* **Work instructions**
Give the following records again in full and without alteration.

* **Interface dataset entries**
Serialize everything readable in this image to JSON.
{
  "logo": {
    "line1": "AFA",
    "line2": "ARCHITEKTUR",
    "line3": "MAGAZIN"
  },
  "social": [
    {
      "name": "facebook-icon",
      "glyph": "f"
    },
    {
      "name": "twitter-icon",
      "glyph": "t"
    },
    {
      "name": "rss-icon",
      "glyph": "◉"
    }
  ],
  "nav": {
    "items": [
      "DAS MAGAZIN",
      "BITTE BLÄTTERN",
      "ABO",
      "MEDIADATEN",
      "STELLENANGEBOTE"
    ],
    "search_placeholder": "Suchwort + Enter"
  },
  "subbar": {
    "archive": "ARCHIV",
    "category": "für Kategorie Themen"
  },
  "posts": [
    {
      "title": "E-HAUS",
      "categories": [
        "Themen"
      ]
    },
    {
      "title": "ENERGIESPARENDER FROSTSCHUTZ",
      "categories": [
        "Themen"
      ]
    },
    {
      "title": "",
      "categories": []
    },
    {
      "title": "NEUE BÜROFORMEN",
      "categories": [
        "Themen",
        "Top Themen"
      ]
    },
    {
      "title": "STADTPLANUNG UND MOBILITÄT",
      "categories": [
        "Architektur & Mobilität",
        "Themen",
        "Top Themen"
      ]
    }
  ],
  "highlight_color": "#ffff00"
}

* **Reply**
Serialize everything readable in this image to JSON.
{
  "logo": {
    "line1": "AFA",
    "line2": "ARCHITEKTUR",
    "line3": "MAGAZIN"
  },
  "social": [
    {
      "name": "facebook-icon",
      "glyph": "f"
    },
    {
      "name": "twitter-icon",
      "glyph": "t"
    },
    {
      "name": "rss-icon",
      "glyph": "◉"
    }
  ],
  "nav": {
    "items": [
      "DAS MAGAZIN",
      "BITTE BLÄTTERN",
      "ABO",
      "MEDIADATEN",
      "STELLENANGEBOTE"
    ],
    "search_placeholder": "Suchwort + Enter"
  },
  "subbar": {
    "archive": "ARCHIV",
    "category": "für Kategorie Themen"
  },
  "posts": [
    {
      "title": "E-HAUS",
      "categories": [
        "Themen"
      ]
    },
    {
      "title": "ENERGIESPARENDER FROSTSCHUTZ",
      "categories": [
        "Themen"
      ]
    },
    {
      "title": "",
      "categories": []
    },
    {
      "title": "NEUE BÜROFORMEN",
      "categories": [
        "Themen",
        "Top Themen"
      ]
    },
    {
      "title": "STADTPLANUNG UND MOBILITÄT",
      "categories": [
        "Architektur & Mobilität",
        "Themen",
        "Top Themen"
      ]
    }
  ],
  "highlight_color": "#ffff00"
}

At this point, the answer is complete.